In this episode of Community Pulse, Jason, PJ, and Mary talk to Rain Leander and Sherrie Rohde about their role as Community Managers for open source projects and how this differs from what’s now considered Developer Relations.
Working with a specific community is great, but what happens when it’s time to change companies? Do you bring your community with you? Do you need to start over in a new community? What does it mean for your “personal brand”? Jason and PJ talk about all of these topics and more with this month’s guests, Alyss Noland and Joel Lord.

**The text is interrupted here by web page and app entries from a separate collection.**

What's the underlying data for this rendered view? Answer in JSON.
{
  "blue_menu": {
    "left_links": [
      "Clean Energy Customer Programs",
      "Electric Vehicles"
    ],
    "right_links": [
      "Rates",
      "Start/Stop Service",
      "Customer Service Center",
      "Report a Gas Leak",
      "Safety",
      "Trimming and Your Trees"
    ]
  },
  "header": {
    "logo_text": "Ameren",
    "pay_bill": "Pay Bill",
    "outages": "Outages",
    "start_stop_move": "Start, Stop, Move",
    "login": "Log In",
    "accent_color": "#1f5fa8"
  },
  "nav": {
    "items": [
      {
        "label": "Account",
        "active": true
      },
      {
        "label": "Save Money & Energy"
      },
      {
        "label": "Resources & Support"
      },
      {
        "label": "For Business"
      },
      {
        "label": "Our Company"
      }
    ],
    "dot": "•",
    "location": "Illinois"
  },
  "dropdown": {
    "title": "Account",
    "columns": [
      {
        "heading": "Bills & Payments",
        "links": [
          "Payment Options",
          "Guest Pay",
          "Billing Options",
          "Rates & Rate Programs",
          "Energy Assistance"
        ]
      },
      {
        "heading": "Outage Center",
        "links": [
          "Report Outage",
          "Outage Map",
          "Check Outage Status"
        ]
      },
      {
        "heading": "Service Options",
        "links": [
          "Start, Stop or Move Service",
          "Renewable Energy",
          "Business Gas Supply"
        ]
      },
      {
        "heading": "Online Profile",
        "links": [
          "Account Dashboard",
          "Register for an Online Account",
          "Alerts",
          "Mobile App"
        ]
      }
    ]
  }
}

Developer Advocate. Community Engineer. Developer Evangelist. Community Manager. Technical Writer. All these are job titles in DevRel, but what do they mean, and what do people think we do based on our titles? Jason, Mary, and PJ are joined by Bear Douglas, Director of Developer Relations at Slack, and Jeremy Meiss, Director of Community at Solace, to chat about the various roles within DevRel and what makes them all unique. Is it really all in the name?
As Developer Relations becomes more mainstream, the understanding of what makes someone qualified to be a Developer Relations professional is getting cloudy. Do you have to have a technical background? And if so, does that mean that you’ve held a “Software Engineer” title? Or simply that you’ve taken the time to understand the technical pieces of your product? Jason, Mary, and PJ are joined by Karissa Peth, Sr. Developer Relations Program Manager at Microsoft, and Matty Stratton, DevOps Advocate at PagerDuty, as they dig into the nuances of the various Developer Relations career paths.
Defining Developer Relations is a difficult thing to do. So how do you know what to expect when you transition into Community & DevRel? This month, PJ and Mary chat with Emily Freeman and Chloe Condon about how their initial experience has been and what they'd do differently if they had a choice.